Students at Charity Hospital were also referred to as "Black Bottle Men". The black bottle would be a poison given upon entrance to Charity Hospital, and the resulting death would allow dissection. It is now thought that the black bottle referred to cascara (Rhamnus purshiana) mixed with milk of magnesia, a diuretic commonly given to admitted patients of the era.[13]

Charity Hospital did not have sole responsibility for "Needle Men" or "Black Bottle Men." Johns Hopkins Hospital was believed to be another source. These legendary figures were thought to kidnap African Americans from the street. A woman from the book The Immortal Life of Henrietta Lacks states that: "You'd be surprised how many people disappeared in East Baltimore when I was a girl. I'm telling you, I lived here in the fifties when they got Henrietta, and we weren't allowed to go anywhere near Hopkins. When it got dark and we were young, we had to be on the steps, or Hopkins might get us."[3]

Modern Incarnations[edit]

In 1979, when 25 African-American young men and boys disappeared in Georgia, the Night Doctors were blamed. In this incarnation, the Night Doctor removed internal organs for aphrodisiacs.[14][better source needed]

The discovery of the Tuskegee experiment in which doctors withheld treatment from 399 African-American men also revived the tale of the night doctors.[by whom?]

References[edit]

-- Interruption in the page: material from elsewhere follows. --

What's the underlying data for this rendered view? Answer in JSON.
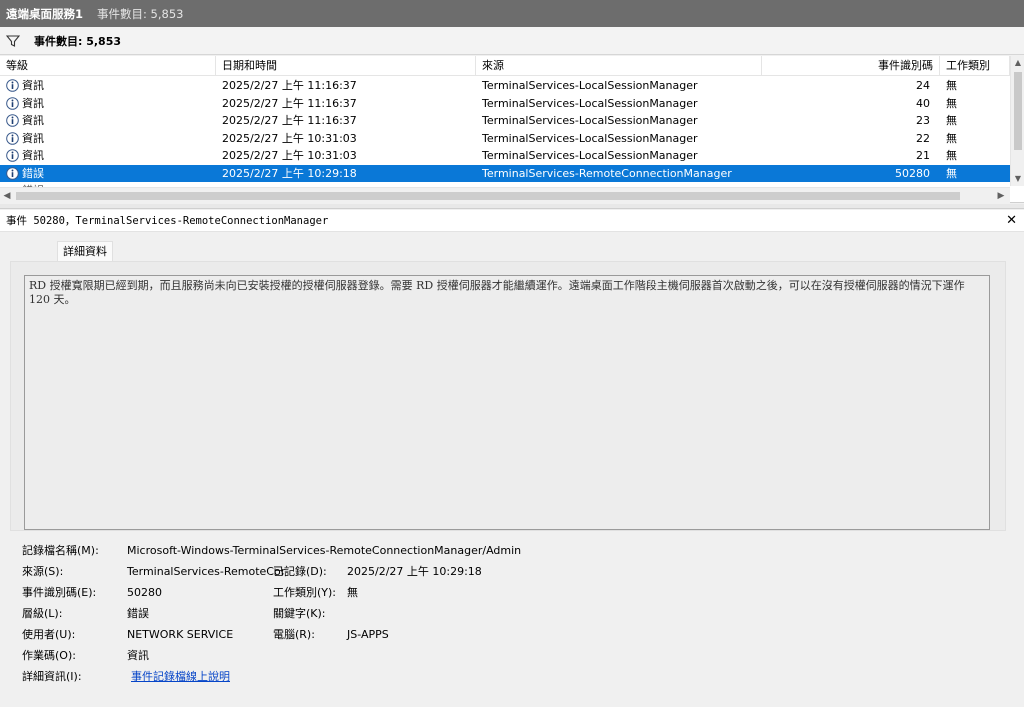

  1. ^ Harris, Y., Gorelick, P.B., Samuels, P., and Bempong, I. (1996). Why African Americans may not be participating in clinical trials. J Natl Med Assoc 88, 630–634.
  2. ^ a b Halperin, E.C. (2007). The poor, the Black, and the marginalised as the source of cadavers in United States anatomical education. Clinical Anatomy 20, 489–495.
  3. ^ a b Skloot, Rebecca (2010). The Immortal Life of Henrietta Lacks. New York: Crown Publishers. pp. 165–68. ISBN 978-1-4000-5218-9. 
  4. ^ Savitt, T.L. (1982). The Use of Blacks for Medical Experimentation and Demonstration in the Old South. The Journal of Southern History 48, 331–348.
  5. ^ a b Humphrey, D.C. (1973). Dissection and discrimination: the social origins of cadavers in America, 1760-1915. Bull N Y Acad Med 49, 819–827.
  6. ^ Savitt, Todd (August 1982). "The Use of Blacks for Medical Experimentation and Demonstration in the Old South". The Journal of Southern History. 48 (3): 331–348. doi:10.2307/2207450. JSTOR 2207450. 
  7. ^ Semmes, C.E. (1996). Medical Experimentation. In Racism,Health,and Post-Industrialism: A Theory of African American Health, (Westport, CT: Praeger Publishers), p. 110.
  8. ^ Bankole, Katherine Kemi. Slavery and medicine: enslavement and medical practices in antebellum Louisiana. New York: Taylor & Francis, 1998.
  9. ^ The Philadelphia Journal of the Medical and Physical Sciences, Volume 8 By John Davidson Godman, Isaac Hays
  10. ^ Halperin, Edward C. The Poor, the Black, and the Marginalized as Sources of Cadavers in United States Anatomical Education. Clinical Anatomy, 20(5), p 489-495
  11. ^ Doty, Leilani. "Renewing Trust in Regular(Allopathic) Medicine and Research" SELAM International Newsletter. 9(1), 2007.
  12. ^ Fry, Gladys-Marie. Night Riders in Black Folk History. University of North Carolina Press: Chapel Hill, 1975.
  13. ^ a b Lyle Saxon, Edward Dreyer, Robert Tallant, Gumbo Ya-Ya, Houghton-Mifflan: Boston, 1945
  14. ^ http://www.worldandi.com/specialreport/1986/october/Sa11505.htm[better source needed]

External links[edit]